# Directions for this task:
Report every line of the listing below in which the string "true" appears.

■ ■ ■ ■

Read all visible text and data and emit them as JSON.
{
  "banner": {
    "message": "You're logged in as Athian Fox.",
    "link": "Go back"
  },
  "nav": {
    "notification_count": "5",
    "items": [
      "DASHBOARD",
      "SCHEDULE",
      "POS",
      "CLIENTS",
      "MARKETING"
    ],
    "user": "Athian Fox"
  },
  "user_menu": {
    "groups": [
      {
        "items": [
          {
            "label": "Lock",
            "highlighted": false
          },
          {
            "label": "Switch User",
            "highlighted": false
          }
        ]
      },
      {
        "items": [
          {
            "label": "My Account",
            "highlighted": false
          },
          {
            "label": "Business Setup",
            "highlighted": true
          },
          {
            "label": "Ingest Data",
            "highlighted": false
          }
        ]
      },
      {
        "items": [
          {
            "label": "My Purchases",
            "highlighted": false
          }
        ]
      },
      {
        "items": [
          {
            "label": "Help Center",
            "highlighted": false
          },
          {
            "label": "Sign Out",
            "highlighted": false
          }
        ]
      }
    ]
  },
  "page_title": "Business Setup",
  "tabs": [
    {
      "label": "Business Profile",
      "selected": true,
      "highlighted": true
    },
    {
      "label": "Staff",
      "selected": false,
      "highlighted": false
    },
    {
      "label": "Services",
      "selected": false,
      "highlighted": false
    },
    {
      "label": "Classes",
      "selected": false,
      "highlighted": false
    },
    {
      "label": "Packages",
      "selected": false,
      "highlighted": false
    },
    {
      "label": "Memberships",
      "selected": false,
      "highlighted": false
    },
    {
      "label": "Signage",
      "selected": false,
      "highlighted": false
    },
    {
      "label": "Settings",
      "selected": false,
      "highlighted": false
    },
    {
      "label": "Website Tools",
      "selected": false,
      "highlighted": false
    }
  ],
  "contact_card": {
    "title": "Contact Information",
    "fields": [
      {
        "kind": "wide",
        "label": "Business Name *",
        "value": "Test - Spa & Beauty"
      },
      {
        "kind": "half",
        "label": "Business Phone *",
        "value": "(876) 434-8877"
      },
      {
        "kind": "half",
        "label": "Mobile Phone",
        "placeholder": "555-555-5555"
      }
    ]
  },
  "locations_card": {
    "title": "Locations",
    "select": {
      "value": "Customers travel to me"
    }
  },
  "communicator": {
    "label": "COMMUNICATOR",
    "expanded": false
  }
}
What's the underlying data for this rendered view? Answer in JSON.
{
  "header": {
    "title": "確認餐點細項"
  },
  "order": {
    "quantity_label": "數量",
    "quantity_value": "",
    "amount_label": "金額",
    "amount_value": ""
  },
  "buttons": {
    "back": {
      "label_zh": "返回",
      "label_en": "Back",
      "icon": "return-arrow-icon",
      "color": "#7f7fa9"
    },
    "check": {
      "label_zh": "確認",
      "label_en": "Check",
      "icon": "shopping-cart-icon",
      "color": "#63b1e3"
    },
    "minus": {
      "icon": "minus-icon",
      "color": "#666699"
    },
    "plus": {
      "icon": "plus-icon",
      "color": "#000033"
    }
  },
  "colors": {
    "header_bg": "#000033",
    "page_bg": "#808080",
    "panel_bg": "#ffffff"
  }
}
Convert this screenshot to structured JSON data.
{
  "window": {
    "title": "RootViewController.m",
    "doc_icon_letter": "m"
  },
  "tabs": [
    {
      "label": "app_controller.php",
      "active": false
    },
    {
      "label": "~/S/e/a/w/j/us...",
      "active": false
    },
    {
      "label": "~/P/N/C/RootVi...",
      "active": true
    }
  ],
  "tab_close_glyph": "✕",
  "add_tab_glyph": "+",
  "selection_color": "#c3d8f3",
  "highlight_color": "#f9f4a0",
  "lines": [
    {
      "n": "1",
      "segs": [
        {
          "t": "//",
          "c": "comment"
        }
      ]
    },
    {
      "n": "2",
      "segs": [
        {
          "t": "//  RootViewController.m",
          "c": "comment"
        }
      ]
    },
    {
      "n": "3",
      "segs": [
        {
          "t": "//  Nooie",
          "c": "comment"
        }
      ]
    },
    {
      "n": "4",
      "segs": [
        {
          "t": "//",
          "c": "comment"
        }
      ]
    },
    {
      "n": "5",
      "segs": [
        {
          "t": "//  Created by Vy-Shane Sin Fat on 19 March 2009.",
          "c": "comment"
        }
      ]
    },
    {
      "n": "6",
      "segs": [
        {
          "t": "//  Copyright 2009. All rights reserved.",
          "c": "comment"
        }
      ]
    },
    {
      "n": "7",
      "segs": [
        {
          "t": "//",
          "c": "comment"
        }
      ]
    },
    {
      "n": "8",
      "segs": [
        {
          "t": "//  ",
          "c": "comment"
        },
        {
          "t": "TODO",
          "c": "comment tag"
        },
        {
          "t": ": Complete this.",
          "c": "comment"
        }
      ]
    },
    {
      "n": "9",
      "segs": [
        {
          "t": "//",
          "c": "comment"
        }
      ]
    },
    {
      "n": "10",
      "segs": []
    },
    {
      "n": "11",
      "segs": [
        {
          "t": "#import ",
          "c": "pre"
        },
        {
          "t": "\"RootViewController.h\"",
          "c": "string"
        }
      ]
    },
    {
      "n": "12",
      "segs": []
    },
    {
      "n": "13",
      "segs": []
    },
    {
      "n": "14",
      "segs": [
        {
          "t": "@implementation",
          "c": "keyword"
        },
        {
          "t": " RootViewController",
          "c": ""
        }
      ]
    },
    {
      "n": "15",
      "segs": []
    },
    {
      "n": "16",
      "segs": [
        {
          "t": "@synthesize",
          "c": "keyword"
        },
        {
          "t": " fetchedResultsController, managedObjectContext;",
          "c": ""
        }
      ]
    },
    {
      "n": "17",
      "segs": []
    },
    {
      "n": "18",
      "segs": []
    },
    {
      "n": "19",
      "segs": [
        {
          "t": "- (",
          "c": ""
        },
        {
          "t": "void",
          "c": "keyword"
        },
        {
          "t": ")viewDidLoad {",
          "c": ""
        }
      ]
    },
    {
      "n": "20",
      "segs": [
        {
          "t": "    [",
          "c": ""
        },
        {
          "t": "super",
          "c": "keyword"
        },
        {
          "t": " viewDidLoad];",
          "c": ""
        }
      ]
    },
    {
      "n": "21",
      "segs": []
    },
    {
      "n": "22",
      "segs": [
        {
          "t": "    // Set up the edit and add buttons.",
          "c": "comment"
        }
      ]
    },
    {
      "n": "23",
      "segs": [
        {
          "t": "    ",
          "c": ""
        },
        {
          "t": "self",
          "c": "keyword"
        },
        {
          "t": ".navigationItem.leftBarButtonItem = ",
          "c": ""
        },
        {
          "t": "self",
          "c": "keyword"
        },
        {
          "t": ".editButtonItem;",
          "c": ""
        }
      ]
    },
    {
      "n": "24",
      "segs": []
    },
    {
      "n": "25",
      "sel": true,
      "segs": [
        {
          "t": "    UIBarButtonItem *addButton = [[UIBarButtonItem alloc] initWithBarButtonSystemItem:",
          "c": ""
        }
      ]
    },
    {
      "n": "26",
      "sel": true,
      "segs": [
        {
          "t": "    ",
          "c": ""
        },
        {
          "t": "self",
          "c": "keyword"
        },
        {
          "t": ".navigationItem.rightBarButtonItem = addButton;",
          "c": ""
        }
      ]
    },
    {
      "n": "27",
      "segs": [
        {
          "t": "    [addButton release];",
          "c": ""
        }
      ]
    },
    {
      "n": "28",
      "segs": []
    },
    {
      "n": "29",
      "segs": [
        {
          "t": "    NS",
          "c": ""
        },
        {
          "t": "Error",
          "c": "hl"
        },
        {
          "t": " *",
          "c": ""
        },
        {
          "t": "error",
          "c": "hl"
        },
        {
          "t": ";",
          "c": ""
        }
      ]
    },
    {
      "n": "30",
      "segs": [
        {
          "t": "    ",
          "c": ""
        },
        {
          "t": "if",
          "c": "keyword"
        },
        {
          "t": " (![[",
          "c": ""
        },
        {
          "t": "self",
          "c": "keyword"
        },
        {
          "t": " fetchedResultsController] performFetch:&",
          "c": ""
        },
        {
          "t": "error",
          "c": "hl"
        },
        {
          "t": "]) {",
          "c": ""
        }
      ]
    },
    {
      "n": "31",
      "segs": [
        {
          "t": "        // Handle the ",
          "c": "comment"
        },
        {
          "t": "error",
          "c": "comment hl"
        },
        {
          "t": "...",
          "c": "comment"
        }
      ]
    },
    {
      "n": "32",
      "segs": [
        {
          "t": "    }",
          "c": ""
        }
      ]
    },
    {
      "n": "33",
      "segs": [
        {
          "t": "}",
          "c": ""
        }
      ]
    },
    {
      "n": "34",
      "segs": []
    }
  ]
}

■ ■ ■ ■

# Answer below:
            "highlighted": true
      "selected": true,
      "highlighted": true
      "active": true
      "sel": true,
      "sel": true,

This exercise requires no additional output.